Have you ever lied on your resume? You’ll be surprised to know that a whopping 85 percent of employers have caught applicants fibbing on resumes. People often stretch the truth on resumes in a desperate attempt to land work. However, honesty really is the best policy. You should never lie when applying for a job. You risk damaging your reputation, getting passed over for job offers, getting fired, or even getting sued for fraud if your lies are revealed while employed. Thanks to the Internet, it’s easier than ever for hiring managers to spot fictitious resumes. Here are resume lies employers can see right through.
- Lying about Employment Dates
One of the most common fibs on resumes is employment dates.
About 25 percent of employees have lied about their job tenure. Employment dates that don’t add up are highly suspect and a recruiter can quickly figure out your lie by making a quick call to your past employer to find out that you worked there for only two months, not two years.
Employers are also suspicious of resumes that list job history by year rather than month and year. It will only prompt HR managers to conduct further with scrutiny.
- Lying by Giving Vague Job Descriptions
Resumes with ambiguous descriptions such as “familiar with” or “involved in” may be signs of trying to downplay a lack of experience.
Similarly, vague employment dates such as job listings with only years written make recruiters wary.
Hiring managers who find questionable information on a resume will probably ask detailed questions about a candidate’s work experience. They will assess the candidate based on the depth and quality of the response. A less than stellar answer usually means that the person is lying.
- Lying about your Skills
Because skill stretching on resumes is prevalent, many employers today ask candidates to demonstrate their talent on the spot.
Pre-employment screening tests such as physical ability tests, job knowledge tests, and skills assessment tests are quickly becoming the new norm.
A candidate who fails such a basic test is proven to have either stretched the truth or puffed up their abilities, both of which are guaranteed to take you out of the running for a job.
- Lying by Giving Inconsistent Information
When a job seeker’s resume and cover letter don’t match, that is a red flag to employers that a candidate is not being entirely honest.

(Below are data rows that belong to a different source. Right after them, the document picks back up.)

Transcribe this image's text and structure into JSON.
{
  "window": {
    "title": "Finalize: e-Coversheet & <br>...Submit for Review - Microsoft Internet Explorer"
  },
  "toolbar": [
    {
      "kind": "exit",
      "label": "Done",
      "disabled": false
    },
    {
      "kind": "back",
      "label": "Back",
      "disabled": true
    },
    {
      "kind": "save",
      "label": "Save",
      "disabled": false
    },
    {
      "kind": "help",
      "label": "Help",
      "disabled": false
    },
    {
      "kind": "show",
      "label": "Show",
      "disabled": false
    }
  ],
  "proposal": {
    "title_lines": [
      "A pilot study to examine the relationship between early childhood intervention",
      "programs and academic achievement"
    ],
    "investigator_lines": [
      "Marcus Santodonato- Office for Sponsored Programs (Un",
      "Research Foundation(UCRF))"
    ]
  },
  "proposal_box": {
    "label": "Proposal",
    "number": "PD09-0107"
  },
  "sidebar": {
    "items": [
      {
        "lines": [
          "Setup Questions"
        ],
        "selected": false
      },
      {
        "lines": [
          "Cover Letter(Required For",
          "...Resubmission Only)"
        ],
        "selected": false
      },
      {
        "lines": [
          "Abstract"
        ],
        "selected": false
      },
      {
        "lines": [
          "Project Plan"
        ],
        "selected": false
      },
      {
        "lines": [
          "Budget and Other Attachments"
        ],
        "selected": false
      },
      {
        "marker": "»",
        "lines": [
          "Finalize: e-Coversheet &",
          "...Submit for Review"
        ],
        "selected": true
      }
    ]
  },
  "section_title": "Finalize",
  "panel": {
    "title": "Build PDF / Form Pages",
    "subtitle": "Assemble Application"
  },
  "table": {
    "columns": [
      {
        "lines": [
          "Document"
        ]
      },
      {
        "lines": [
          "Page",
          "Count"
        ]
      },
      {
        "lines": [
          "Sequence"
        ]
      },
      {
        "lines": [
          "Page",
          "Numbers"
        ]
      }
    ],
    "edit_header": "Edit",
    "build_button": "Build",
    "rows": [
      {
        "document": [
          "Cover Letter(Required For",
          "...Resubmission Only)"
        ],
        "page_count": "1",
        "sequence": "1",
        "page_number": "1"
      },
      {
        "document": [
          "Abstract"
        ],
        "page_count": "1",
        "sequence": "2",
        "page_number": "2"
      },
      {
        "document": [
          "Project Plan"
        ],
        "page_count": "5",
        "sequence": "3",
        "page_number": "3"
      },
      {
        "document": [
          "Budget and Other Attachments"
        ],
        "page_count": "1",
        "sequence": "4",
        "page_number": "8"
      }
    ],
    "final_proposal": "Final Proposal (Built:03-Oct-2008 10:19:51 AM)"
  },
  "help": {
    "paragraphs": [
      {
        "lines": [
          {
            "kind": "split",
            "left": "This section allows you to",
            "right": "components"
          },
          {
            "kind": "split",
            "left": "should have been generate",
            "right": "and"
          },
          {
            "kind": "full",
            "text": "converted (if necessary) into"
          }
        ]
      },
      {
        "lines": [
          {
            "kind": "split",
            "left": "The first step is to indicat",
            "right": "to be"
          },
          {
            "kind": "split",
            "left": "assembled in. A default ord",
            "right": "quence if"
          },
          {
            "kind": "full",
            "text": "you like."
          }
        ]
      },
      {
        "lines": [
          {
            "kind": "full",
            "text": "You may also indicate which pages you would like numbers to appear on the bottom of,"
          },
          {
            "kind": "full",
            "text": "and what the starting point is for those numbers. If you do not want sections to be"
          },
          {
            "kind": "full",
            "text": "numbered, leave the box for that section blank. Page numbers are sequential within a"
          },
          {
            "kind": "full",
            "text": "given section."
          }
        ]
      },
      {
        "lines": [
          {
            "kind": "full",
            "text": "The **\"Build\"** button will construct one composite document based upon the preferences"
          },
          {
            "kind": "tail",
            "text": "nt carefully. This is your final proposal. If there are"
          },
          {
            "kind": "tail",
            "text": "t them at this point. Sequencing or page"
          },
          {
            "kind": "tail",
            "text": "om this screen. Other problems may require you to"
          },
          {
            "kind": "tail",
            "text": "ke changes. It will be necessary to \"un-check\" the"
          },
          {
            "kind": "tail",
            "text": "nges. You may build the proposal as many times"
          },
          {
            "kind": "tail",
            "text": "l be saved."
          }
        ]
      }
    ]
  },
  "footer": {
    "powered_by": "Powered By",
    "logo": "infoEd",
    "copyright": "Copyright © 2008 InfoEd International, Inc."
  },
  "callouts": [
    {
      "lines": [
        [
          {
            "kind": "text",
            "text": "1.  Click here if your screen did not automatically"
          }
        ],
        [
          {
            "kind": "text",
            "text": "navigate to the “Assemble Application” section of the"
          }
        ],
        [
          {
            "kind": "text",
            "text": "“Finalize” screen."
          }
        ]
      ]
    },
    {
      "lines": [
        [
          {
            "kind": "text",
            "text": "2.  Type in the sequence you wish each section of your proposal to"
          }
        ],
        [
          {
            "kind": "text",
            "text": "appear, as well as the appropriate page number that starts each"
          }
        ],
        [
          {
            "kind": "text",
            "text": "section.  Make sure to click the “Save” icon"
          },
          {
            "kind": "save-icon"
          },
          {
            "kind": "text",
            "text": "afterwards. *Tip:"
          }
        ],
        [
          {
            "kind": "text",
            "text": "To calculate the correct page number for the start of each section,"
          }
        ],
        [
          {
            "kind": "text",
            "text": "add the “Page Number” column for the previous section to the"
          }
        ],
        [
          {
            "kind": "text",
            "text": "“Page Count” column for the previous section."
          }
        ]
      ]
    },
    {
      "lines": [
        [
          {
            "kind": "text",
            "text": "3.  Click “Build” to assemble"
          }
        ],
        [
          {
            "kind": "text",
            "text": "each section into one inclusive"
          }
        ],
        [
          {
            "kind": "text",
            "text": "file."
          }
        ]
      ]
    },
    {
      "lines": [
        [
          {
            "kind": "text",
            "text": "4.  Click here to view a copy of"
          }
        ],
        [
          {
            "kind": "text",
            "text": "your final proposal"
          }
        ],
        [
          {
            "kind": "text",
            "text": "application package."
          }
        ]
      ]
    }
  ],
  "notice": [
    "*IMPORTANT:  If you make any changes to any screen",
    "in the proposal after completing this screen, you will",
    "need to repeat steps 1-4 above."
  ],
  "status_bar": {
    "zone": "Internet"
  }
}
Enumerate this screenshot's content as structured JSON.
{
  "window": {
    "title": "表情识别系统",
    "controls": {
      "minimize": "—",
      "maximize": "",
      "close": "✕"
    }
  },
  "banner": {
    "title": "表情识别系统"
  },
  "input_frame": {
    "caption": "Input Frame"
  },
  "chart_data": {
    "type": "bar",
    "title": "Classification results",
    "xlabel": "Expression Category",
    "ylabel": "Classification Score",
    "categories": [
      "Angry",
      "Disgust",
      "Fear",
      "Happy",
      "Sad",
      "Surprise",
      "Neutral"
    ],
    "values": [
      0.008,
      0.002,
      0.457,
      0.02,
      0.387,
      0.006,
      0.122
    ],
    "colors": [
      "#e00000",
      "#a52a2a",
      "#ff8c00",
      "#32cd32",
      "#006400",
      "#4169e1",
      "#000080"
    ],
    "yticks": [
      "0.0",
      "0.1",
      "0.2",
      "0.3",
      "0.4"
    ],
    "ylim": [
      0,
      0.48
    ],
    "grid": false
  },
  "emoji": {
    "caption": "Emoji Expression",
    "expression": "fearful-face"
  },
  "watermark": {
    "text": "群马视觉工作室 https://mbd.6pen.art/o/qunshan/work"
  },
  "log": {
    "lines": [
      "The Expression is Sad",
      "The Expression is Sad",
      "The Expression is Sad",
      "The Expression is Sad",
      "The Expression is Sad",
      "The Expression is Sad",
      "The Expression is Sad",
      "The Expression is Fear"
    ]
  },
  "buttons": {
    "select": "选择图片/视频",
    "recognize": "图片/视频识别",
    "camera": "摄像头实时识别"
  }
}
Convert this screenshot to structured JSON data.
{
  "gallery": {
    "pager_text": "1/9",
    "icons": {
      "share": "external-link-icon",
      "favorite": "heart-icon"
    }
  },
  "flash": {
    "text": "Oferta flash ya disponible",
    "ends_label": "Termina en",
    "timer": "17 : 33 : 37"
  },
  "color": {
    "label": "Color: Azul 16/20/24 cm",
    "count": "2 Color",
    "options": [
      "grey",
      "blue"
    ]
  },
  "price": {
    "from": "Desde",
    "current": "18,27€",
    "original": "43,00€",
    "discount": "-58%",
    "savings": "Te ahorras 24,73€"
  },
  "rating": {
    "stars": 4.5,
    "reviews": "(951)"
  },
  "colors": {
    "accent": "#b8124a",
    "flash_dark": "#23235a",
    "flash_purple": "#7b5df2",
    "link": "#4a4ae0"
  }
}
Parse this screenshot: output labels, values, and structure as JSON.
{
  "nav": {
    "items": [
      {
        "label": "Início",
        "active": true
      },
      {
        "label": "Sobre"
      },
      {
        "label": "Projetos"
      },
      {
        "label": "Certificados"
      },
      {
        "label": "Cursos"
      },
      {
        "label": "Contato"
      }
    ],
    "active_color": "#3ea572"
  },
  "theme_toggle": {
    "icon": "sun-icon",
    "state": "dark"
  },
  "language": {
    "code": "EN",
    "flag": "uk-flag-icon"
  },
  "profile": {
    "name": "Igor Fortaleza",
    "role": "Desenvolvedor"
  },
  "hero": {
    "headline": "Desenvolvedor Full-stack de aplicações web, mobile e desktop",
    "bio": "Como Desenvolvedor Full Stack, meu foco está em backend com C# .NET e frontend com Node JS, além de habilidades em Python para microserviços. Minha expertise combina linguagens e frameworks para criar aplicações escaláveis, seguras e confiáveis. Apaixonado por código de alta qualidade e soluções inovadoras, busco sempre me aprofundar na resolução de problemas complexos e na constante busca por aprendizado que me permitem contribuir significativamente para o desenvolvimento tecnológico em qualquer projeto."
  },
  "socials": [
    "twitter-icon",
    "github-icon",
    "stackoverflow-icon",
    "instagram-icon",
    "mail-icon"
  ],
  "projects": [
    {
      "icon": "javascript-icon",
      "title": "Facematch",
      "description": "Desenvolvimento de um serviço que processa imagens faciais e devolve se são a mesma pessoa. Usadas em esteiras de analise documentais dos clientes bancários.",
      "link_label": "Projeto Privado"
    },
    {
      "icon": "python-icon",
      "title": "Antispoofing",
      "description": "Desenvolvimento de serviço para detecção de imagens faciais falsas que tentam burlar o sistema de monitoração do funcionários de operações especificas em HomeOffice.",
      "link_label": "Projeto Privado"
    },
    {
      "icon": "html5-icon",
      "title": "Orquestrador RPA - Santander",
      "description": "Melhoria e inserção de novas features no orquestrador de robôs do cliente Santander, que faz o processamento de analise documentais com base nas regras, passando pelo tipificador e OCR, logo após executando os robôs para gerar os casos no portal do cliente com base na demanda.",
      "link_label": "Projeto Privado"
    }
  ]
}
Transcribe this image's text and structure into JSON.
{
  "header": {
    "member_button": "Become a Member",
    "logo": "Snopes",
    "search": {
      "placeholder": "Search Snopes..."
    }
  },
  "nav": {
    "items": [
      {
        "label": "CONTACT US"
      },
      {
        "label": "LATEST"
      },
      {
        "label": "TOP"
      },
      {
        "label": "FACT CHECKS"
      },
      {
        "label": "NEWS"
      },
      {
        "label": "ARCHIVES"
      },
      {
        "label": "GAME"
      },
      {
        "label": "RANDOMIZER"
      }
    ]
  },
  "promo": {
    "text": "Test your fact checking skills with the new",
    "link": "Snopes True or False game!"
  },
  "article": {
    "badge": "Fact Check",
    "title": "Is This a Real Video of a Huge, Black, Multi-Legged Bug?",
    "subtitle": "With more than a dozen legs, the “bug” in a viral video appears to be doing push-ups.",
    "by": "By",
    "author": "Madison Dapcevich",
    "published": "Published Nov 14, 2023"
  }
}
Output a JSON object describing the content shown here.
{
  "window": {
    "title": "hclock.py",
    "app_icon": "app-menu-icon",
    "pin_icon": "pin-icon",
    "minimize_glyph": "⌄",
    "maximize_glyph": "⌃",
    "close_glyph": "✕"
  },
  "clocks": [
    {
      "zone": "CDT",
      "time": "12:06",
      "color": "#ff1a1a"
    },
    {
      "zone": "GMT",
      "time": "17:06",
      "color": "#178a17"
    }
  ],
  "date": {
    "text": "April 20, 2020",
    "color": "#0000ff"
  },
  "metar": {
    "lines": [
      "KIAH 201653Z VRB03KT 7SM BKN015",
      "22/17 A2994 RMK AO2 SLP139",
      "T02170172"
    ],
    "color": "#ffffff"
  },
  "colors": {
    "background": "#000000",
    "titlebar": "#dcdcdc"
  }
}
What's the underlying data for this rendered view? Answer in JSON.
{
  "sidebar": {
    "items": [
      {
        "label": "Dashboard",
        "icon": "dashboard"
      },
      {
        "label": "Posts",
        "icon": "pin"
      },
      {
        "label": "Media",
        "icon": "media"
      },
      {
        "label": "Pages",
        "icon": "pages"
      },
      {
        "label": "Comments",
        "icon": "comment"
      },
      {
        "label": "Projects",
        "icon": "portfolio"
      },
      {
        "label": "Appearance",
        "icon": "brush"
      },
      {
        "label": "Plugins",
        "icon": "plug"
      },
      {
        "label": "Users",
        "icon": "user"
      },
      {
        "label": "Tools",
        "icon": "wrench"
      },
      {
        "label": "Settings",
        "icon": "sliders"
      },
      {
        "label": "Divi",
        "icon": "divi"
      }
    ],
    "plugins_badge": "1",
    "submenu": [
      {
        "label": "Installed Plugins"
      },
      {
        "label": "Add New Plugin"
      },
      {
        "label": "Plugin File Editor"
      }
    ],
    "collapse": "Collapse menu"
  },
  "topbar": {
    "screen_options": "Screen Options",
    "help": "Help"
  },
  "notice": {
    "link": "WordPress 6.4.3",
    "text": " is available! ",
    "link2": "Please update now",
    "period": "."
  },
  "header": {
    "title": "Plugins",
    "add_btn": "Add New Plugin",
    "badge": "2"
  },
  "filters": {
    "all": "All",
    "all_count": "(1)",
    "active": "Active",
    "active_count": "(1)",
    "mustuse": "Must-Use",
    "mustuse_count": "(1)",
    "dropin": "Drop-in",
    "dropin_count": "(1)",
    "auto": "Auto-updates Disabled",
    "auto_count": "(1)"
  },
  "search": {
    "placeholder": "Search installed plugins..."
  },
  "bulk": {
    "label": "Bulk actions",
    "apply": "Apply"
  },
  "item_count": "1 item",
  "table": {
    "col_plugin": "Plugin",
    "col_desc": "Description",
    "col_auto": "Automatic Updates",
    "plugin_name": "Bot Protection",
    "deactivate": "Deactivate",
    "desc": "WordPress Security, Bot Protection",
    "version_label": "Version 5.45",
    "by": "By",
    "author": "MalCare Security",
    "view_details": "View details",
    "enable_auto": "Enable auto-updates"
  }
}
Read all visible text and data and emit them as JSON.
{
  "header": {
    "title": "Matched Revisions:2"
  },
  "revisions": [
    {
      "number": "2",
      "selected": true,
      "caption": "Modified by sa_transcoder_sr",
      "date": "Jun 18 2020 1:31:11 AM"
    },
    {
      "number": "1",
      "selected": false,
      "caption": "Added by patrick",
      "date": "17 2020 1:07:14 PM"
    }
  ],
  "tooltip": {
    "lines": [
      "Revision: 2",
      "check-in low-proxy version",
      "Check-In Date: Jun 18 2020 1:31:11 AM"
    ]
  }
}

An error-free, flawlessly written resume paired with a muddled cover letter raises suspicion- it could suggest that you got help with your C.V. or perhaps even taken another person’s work history to pass off as your own.
A candidate unable to recall key details of their past job experience during an interview is another sign they have lied about their past employment.
Many employers look at a candidate’s resume and LinkedIn profile before an interview. If they notice something is off- like let’s say, your resume indicated you have a degree while your LinkedIn profile doesn’t- it could raise some questions.
Consistency is key. It’s important to match dates and basic facts on your resume to your website and social media profiles.
- Lying about your Job Title
If a job title seems too good to be true, it most likely is.
Unless you’re Mark Zuckerberg, hiring managers would be leery of a twenty-three-year-old in C-suite.
Never inflate your job title! A prospective employer could call your ex-boss to confirm your title(s) during your time there.
You shouldn’t exaggerate your job responsibilities either. An employer might ask you questions regarding specific job-related processes and it will become apparent when you can’t answer the questions.
- Lying about your Alma Mater
Lying about your degree or education is the biggest deal breaker for most employees.
Don’t even think about fibbing, even if you attended the school but are only one semester short from graduating.
Technology has made it easy and cost-effective for potential employers to check on a candidate’s educational background either by calling the school directly or using a degree and enrollment verification service, such as Qualification Check and the National Student Clearinghouse.
A third party, such as a co-worker, mutual friend, or family members, can also clue an employer into a lie.
I know someone who falsely listed employment at a company his employer’s wife used to work at during his supposed time of tenure. Bob* (not his real name) was asked questions for names of other managers and co-workers there. He couldn’t respond. When the employer informed him that his wife worked for the company, Bob* finally came clean. Obviously, he didn’t get the job.
- Lying about Job References
Recruiters know that speaking to a candidate’s references results in hearing only good things since they’ve been coached to say the positives and evade the negatives.
If you give fake job references and the recruiter becomes suspicious, he or she might conduct a backdoor reference to verify the information.
They use backdoor referencing to assess a candidate’s personality traits and job performance. Recruiters will research and contact ex-colleagues or past employers of a candidate to ask about his or her job performance.
They might use LinkedIn, look at your social media profile and connections, Google searches, contact alumni groups, and even conduct a face-to-face meeting with an acquaintance to gain secondary information about an individual. Once a recruiter finds out a candidate has lied, it marks the person as a “Do Not Hire”.
In the end, lying on your resume is bound to make things more troublesome. Resume padding no longer remains unnoticed by most employers. Not only is it unethical but you also risk damaging your professional reputation. Don’t be tempted to exaggerate your credentials. Lying on your resume isn’t worth it.